SUPPLIED DATA START

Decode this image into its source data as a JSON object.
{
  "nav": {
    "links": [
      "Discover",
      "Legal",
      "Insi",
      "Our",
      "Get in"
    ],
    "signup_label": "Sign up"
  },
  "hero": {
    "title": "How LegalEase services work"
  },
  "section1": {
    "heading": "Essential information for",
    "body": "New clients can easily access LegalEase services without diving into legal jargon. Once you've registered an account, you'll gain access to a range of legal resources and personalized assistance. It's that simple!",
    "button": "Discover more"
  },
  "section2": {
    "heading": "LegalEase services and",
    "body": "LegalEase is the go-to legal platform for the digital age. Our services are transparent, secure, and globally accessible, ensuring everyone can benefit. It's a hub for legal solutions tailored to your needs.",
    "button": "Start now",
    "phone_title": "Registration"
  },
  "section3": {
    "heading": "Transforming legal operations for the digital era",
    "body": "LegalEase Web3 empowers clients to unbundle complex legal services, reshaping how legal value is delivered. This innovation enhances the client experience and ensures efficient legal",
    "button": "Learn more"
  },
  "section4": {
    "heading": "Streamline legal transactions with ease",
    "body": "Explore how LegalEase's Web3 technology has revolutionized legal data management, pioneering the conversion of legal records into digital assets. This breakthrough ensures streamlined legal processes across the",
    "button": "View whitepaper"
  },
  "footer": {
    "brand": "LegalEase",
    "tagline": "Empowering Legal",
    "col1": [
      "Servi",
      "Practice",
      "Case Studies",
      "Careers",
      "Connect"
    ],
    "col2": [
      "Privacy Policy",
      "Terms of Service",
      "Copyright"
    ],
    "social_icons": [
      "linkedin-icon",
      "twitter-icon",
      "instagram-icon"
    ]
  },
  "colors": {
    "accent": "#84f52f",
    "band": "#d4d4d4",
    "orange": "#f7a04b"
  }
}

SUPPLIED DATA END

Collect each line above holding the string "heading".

    "heading": "Essential information for",
    "heading": "LegalEase services and",
    "heading": "Transforming legal operations for the digital era",
    "heading": "Streamline legal transactions with ease",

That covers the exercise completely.